When you take your kids to the Blue Hills, you are giving them more than just some fresh air and a beautiful view! According to Blue Hills A-Live guest, Kelly Majmudar, bringing young children into nature offers many benefits beyond the sights and sounds.
Kelly writes the blog Wike Baby and has always enjoyed the outdoors, participating in programs like “Nature and Me” with her elementary school class as well as bringing friends along for hikes up Great Blue Hill and she shares with us some of the ways your children will grow positively from being in nature and outdoors. Watch the full video here! And come April, you can bring your tots to the Peek a Blue Hikes, bi-weekly hikes that meet at Houghton’s Pond.
Peace and calm
One major benefit is that nature brings feelings of peacefulness and calming energy. “When my daughter was born, she was really fussy and colicky and I needed to get out of the house for myself. I found that she really calmed down a lot when we were outside” Kelly shares. She even cites research suggesting that children with ADHD benefit from time spent outside, in which more time spent in nature is associated with higher levels of concentration (Taylor & Kuo, 2009).
Children who spend more time outside have better physical fitness and health. Spending time outdoors, with increased time in the sun, is associated with higher levels of Vitamin D. Vitamin D is essential for promoting healthy bones and boosting the immune system while also reducing risk of diabetes and cancer. Kids who are outside also tend to move more and use a variety of muscles, allowing them to burn off energy and get stronger!
Time spent in nature is associated with improved thinking skills. Children with greater exposure to nature tend to score higher on tests of concentration and self-discipline. In fact, the more time spent in nature… the better the improvement (Taylor et al. 2002; Wells, 2000). Children are also more likely to have improved awareness, observational skills, and reasoning.
Improved Social Skills
Kids who spend time outdoors have improved social skills. These children show a reduction in antisocial behaviors that can be common during early and middle childhood. For example, playing outside is related to less bullying behavior, vandalism, and littering. More time outside actually promotes positive feelings about oneself as well as a child’s peers (Moore, 1996).
Children will feel more connected to the Earth. Being connected with nature allows children to recognize their role in promoting and protecting environmental values (White, 2014). As Kelly puts it, “they’re more curious, they feel more like an identity to the Earth and we need people to care about the Earth. I feel like it’s a benefit to our global society to get our kids outside.”
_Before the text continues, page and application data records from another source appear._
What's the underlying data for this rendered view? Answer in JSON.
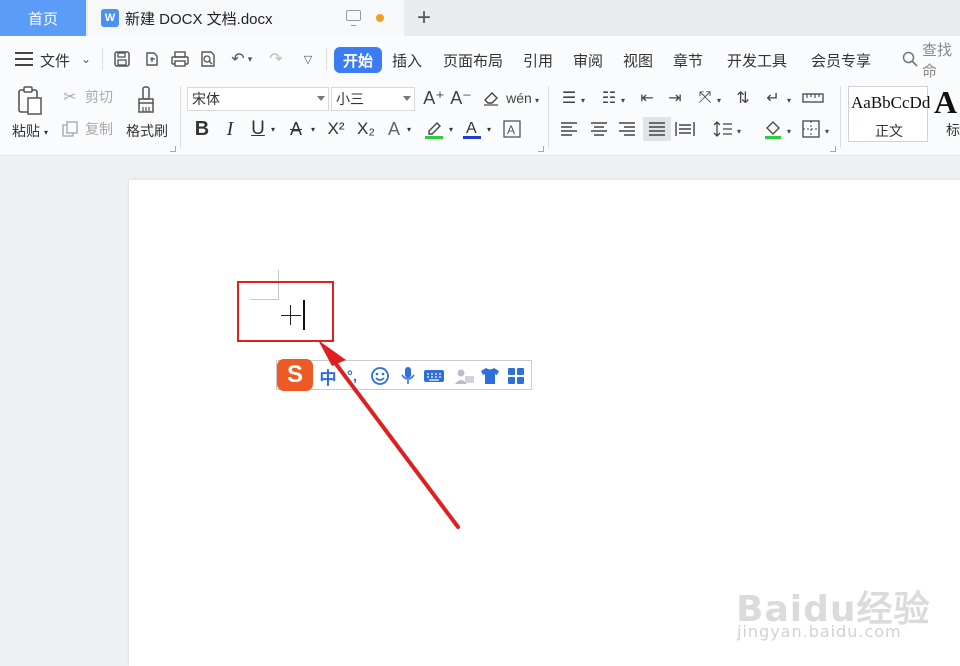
{
  "tabs": {
    "home_label": "首页",
    "doc_label": "新建 DOCX 文档.docx",
    "doc_icon_letter": "W",
    "add_label": "+"
  },
  "menu": {
    "file_label": "文件",
    "active_tab": "开始",
    "items": [
      "插入",
      "页面布局",
      "引用",
      "审阅",
      "视图",
      "章节",
      "开发工具",
      "会员专享"
    ],
    "search_label": "查找命"
  },
  "ribbon": {
    "paste_label": "粘贴",
    "cut_label": "剪切",
    "copy_label": "复制",
    "format_painter_label": "格式刷",
    "font_name": "宋体",
    "font_size": "小三",
    "style_sample": "AaBbCcDd",
    "style_normal_label": "正文",
    "style_heading_sample": "A",
    "style_heading_label": "标"
  },
  "ime": {
    "logo": "S",
    "mode": "中",
    "punct": "°,"
  },
  "colors": {
    "accent": "#3b7bf4",
    "home_tab": "#5a9cf8",
    "highlight_box": "#e02020",
    "arrow": "#e02020",
    "ime_logo": "#ee5a24"
  },
  "watermark": {
    "logo": "Baidu经验",
    "url": "jingyan.baidu.com"
  }
}
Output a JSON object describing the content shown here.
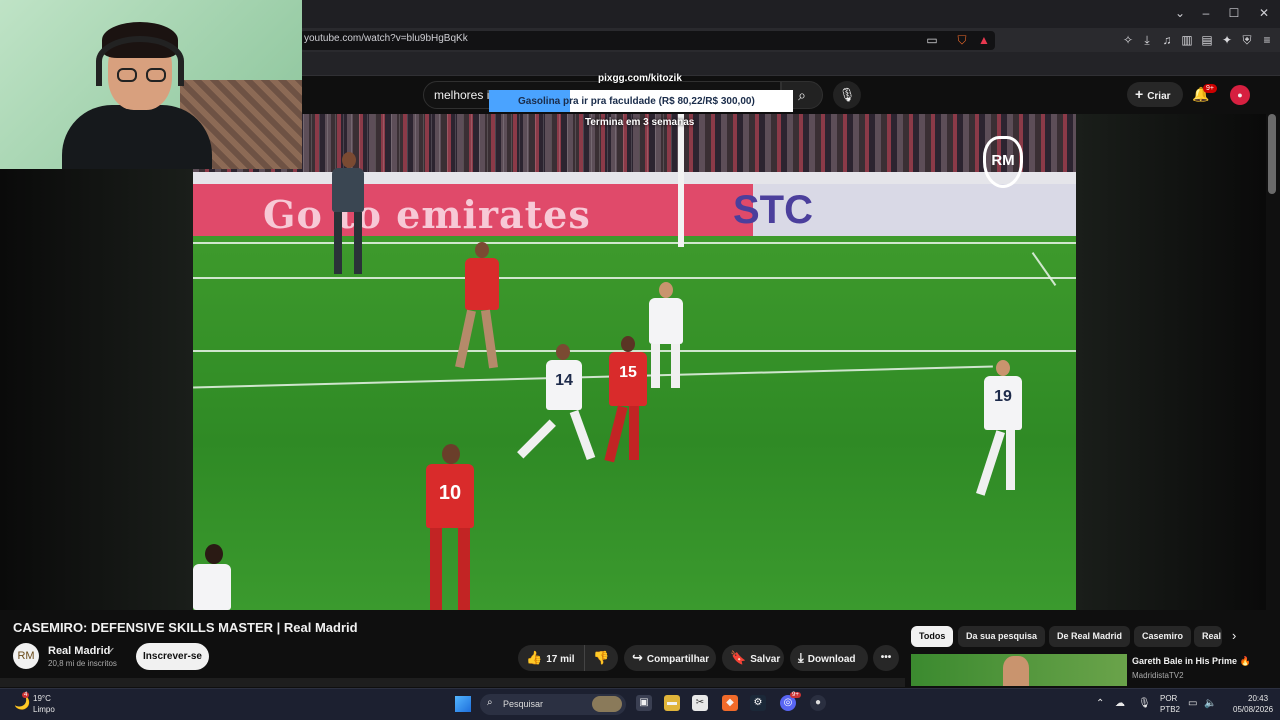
{
  "browser": {
    "url": "youtube.com/watch?v=blu9bHgBqKk",
    "window_controls": {
      "minimize": "–",
      "maximize": "☐",
      "close": "✕",
      "dropdown": "⌄"
    }
  },
  "youtube": {
    "search_query": "melhores in",
    "create_label": "Criar",
    "notifications_badge": "9+",
    "video": {
      "title": "CASEMIRO: DEFENSIVE SKILLS MASTER | Real Madrid",
      "channel": "Real Madrid",
      "subscribers": "20,8 mi de inscritos",
      "subscribe_label": "Inscrever-se",
      "likes": "17 mil",
      "share_label": "Compartilhar",
      "save_label": "Salvar",
      "download_label": "Download",
      "more_label": "•••",
      "board_left": "Go to emirates",
      "board_right": "STC",
      "player_numbers": {
        "p14": "14",
        "p15": "15",
        "p19": "19",
        "p10": "10"
      }
    },
    "chips": [
      "Todos",
      "Da sua pesquisa",
      "De Real Madrid",
      "Casemiro",
      "Real"
    ],
    "recommendation": {
      "title": "Gareth Bale in His Prime 🔥",
      "channel": "MadridistaTV2"
    }
  },
  "donation": {
    "link": "pixgg.com/kitozik",
    "goal_text": "Gasolina pra ir pra faculdade (R$ 80,22/R$ 300,00)",
    "progress": 0.267,
    "ends": "Termina em 3 semanas"
  },
  "taskbar": {
    "weather_temp": "19°C",
    "weather_desc": "Limpo",
    "weather_badge": "4",
    "search_label": "Pesquisar",
    "lang": "POR",
    "kbd": "PTB2",
    "time": "20:43",
    "date": "05/08/2026",
    "discord_badge": "9+"
  },
  "colors": {
    "accent_red": "#cc0000",
    "donation_fill": "#4aa3ff",
    "youtube_bg": "#0f0f0f"
  }
}
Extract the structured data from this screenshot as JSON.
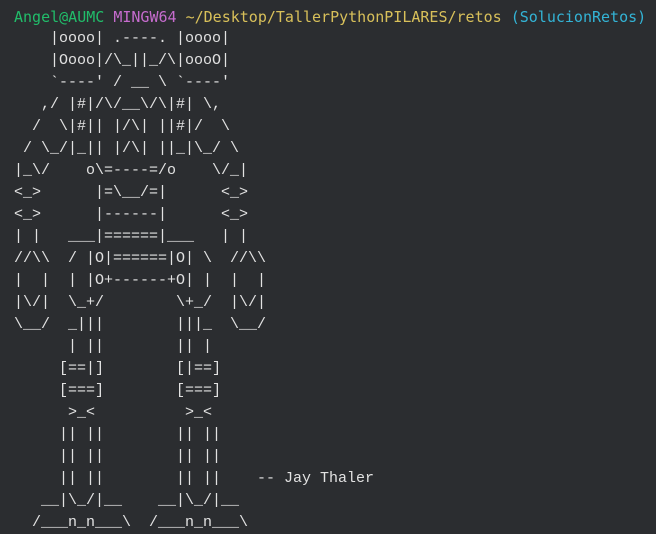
{
  "terminal": {
    "prompt": {
      "user_host": "Angel@AUMC",
      "shell": "MINGW64",
      "path": "~/Desktop/TallerPythonPILARES/retos",
      "branch": "(SolucionRetos)"
    },
    "art_lines": [
      "    |oooo| .----. |oooo|",
      "    |Oooo|/\\_||_/\\|oooO|",
      "    `----' / __ \\ `----'",
      "   ,/ |#|/\\/__\\/\\|#| \\,",
      "  /  \\|#|| |/\\| ||#|/  \\",
      " / \\_/|_|| |/\\| ||_|\\_/ \\",
      "|_\\/    o\\=----=/o    \\/_|",
      "<_>      |=\\__/=|      <_>",
      "<_>      |------|      <_>",
      "| |   ___|======|___   | |",
      "//\\\\  / |O|======|O| \\  //\\\\",
      "|  |  | |O+------+O| |  |  |",
      "|\\/|  \\_+/        \\+_/  |\\/|",
      "\\__/  _|||        |||_  \\__/",
      "      | ||        || |",
      "     [==|]        [|==]",
      "     [===]        [===]",
      "      >_<          >_<",
      "     || ||        || ||",
      "     || ||        || ||",
      "     || ||        || ||    -- Jay Thaler",
      "   __|\\_/|__    __|\\_/|__",
      "  /___n_n___\\  /___n_n___\\"
    ]
  }
}
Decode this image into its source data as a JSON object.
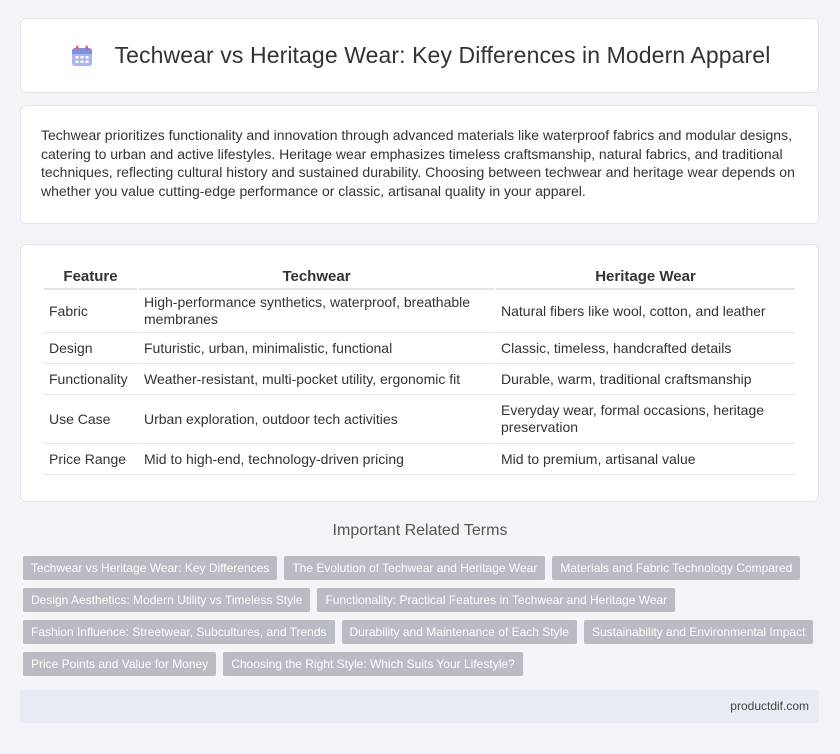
{
  "header": {
    "title": "Techwear vs Heritage Wear: Key Differences in Modern Apparel",
    "icon": "calendar-icon"
  },
  "intro": {
    "text": "Techwear prioritizes functionality and innovation through advanced materials like waterproof fabrics and modular designs, catering to urban and active lifestyles. Heritage wear emphasizes timeless craftsmanship, natural fabrics, and traditional techniques, reflecting cultural history and sustained durability. Choosing between techwear and heritage wear depends on whether you value cutting-edge performance or classic, artisanal quality in your apparel."
  },
  "table": {
    "headers": [
      "Feature",
      "Techwear",
      "Heritage Wear"
    ],
    "rows": [
      [
        "Fabric",
        "High-performance synthetics, waterproof, breathable membranes",
        "Natural fibers like wool, cotton, and leather"
      ],
      [
        "Design",
        "Futuristic, urban, minimalistic, functional",
        "Classic, timeless, handcrafted details"
      ],
      [
        "Functionality",
        "Weather-resistant, multi-pocket utility, ergonomic fit",
        "Durable, warm, traditional craftsmanship"
      ],
      [
        "Use Case",
        "Urban exploration, outdoor tech activities",
        "Everyday wear, formal occasions, heritage preservation"
      ],
      [
        "Price Range",
        "Mid to high-end, technology-driven pricing",
        "Mid to premium, artisanal value"
      ]
    ]
  },
  "related": {
    "title": "Important Related Terms",
    "tags": [
      [
        "Techwear vs Heritage Wear: Key Differences",
        "The Evolution of Techwear and Heritage Wear",
        "Materials and Fabric Technology Compared"
      ],
      [
        "Design Aesthetics: Modern Utility vs Timeless Style",
        "Functionality: Practical Features in Techwear and Heritage Wear"
      ],
      [
        "Fashion Influence: Streetwear, Subcultures, and Trends",
        "Durability and Maintenance of Each Style",
        "Sustainability and Environmental Impact"
      ],
      [
        "Price Points and Value for Money",
        "Choosing the Right Style: Which Suits Your Lifestyle?"
      ]
    ]
  },
  "footer": {
    "site": "productdif.com"
  },
  "colors": {
    "tag_bg": "#b9bcc2",
    "footer_bg": "#e7ebf3",
    "page_bg": "#f3f4f7"
  }
}
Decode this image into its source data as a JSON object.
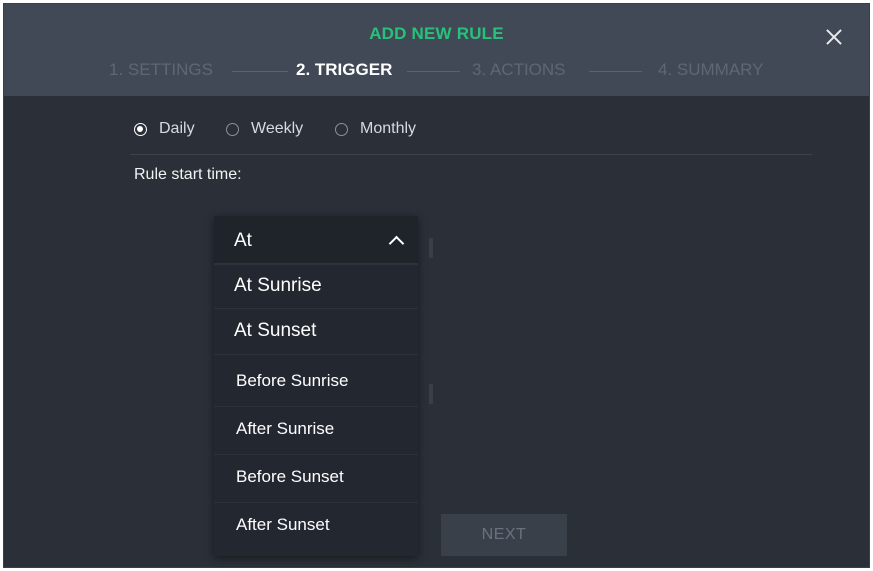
{
  "dialog": {
    "title": "ADD NEW RULE",
    "steps": [
      {
        "label": "1. SETTINGS",
        "active": false
      },
      {
        "label": "2. TRIGGER",
        "active": true
      },
      {
        "label": "3. ACTIONS",
        "active": false
      },
      {
        "label": "4. SUMMARY",
        "active": false
      }
    ],
    "close_icon": "close-icon"
  },
  "frequency": {
    "options": [
      "Daily",
      "Weekly",
      "Monthly"
    ],
    "selected": "Daily"
  },
  "rule_start": {
    "label": "Rule start time:"
  },
  "dropdown": {
    "selected": "At",
    "icon": "chevron-up-icon",
    "options": [
      "At Sunrise",
      "At Sunset",
      "Before Sunrise",
      "After Sunrise",
      "Before Sunset",
      "After Sunset"
    ]
  },
  "footer": {
    "next_label": "NEXT"
  },
  "colors": {
    "accent": "#27c27a",
    "header_bg": "#404955",
    "body_bg": "#2b2f37"
  }
}
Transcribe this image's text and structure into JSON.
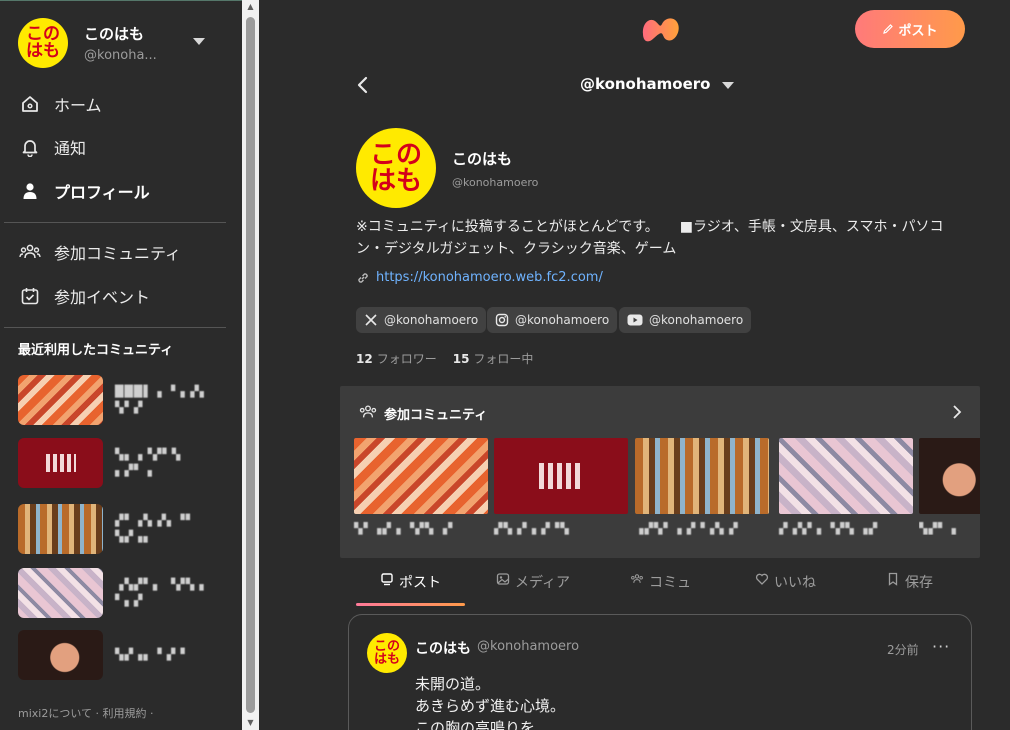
{
  "sidebar": {
    "profile": {
      "avatar_text_1": "この",
      "avatar_text_2": "はも",
      "name": "このはも",
      "handle": "@konoha..."
    },
    "nav": [
      {
        "label": "ホーム",
        "icon": "home-icon"
      },
      {
        "label": "通知",
        "icon": "bell-icon"
      },
      {
        "label": "プロフィール",
        "icon": "person-icon"
      },
      {
        "label": "参加コミュニティ",
        "icon": "people-icon"
      },
      {
        "label": "参加イベント",
        "icon": "calendar-icon"
      }
    ],
    "recent_title": "最近利用したコミュニティ",
    "recent": [
      {
        "label": "███▌ ▖▝▗ ▞▖ ▚▘▞"
      },
      {
        "label": "▚▖▗▝▞▘▚ ▖▞▘▗"
      },
      {
        "label": "▞▘▗▚ ▞▖▝▘ ▚▞▗▖"
      },
      {
        "label": "▗▚▞▘▖ ▝▞▚▗ ▘▖▞"
      },
      {
        "label": "▚▞▗▖ ▘▞▝"
      }
    ],
    "footer": {
      "about": "mixi2について",
      "sep": "·",
      "terms": "利用規約",
      "dot": "·"
    }
  },
  "header": {
    "post_button": "ポスト",
    "handle": "@konohamoero"
  },
  "profile": {
    "avatar_text_1": "この",
    "avatar_text_2": "はも",
    "name": "このはも",
    "handle": "@konohamoero",
    "bio_line1": "※コミュニティに投稿することがほとんどです。　　■ラジオ、手帳・文房具、スマホ・パソコ",
    "bio_line2": "ン・デジタルガジェット、クラシック音楽、ゲーム",
    "link": "https://konohamoero.web.fc2.com/",
    "socials": [
      {
        "service": "x-icon",
        "label": "@konohamoero"
      },
      {
        "service": "instagram-icon",
        "label": "@konohamoero"
      },
      {
        "service": "youtube-icon",
        "label": "@konohamoero"
      }
    ],
    "followers_count": "12",
    "followers_label": "フォロワー",
    "following_count": "15",
    "following_label": "フォロー中"
  },
  "communities": {
    "title": "参加コミュニティ",
    "items": [
      {
        "label": "▚▘▗▞ ▖▝▞▚ ▗▘"
      },
      {
        "label": "▞▚▗▘▖▞▝▚"
      },
      {
        "label": "▗▞▚▘ ▖▞▝▗▚ ▞"
      },
      {
        "label": "▞▗▚▘▖▝▞▚ ▗▞"
      },
      {
        "label": "▚▞▘▗"
      }
    ]
  },
  "tabs": [
    {
      "label": "ポスト",
      "icon": "post-icon"
    },
    {
      "label": "メディア",
      "icon": "media-icon"
    },
    {
      "label": "コミュ",
      "icon": "community-icon"
    },
    {
      "label": "いいね",
      "icon": "heart-icon"
    },
    {
      "label": "保存",
      "icon": "bookmark-icon"
    }
  ],
  "post": {
    "avatar_text_1": "この",
    "avatar_text_2": "はも",
    "name": "このはも",
    "handle": "@konohamoero",
    "time": "2分前",
    "more": "···",
    "lines": [
      "未開の道。",
      "あきらめず進む心境。",
      "この胸の高鳴りを"
    ]
  },
  "colors": {
    "background": "#2b2b2b",
    "panel": "#3c3c3c",
    "accent_gradient_start": "#ff7a7a",
    "accent_gradient_end": "#ff9a4a",
    "link": "#6fb3ff",
    "avatar_yellow": "#ffea00",
    "avatar_red": "#d4001b"
  }
}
Bringing children into nature has seemingly endless benefits. Are you going to plan to take your kids to the Blue Hills? Read Tips for Bringing Young Children on a Hike!
Moore, R. C. (1986). The power of nature: Orientations of girls and boys toward biotic and abiotic play settings on a reconstructed schoolyard. Children’s Environments Quarterly, 3(3), 52-69.
Taylor, A., & Kuo, F. E. (2009). Children with attention deficits concentrate better after walk in the park. Journal of attention disorders, 12(5), 402-409.
Taylor, A. F., Kuo, F. E., & Sullivan, W. C. (2002). Views of nature and self-discipline: Evidence from inner city children. Journal of environmental psychology, 22(1-2), 49-63.
Wells, N. M. (2000). At home with nature: Effects of “greenness” on children’s cognitive functioning. Environment and behavior, 32(6), 775-795.
White, R. (2004). Young children’s relationship with nature: Its importance to children’s development & the earth’s future. White Hutchinson Leisure & Learning Group, 1-9.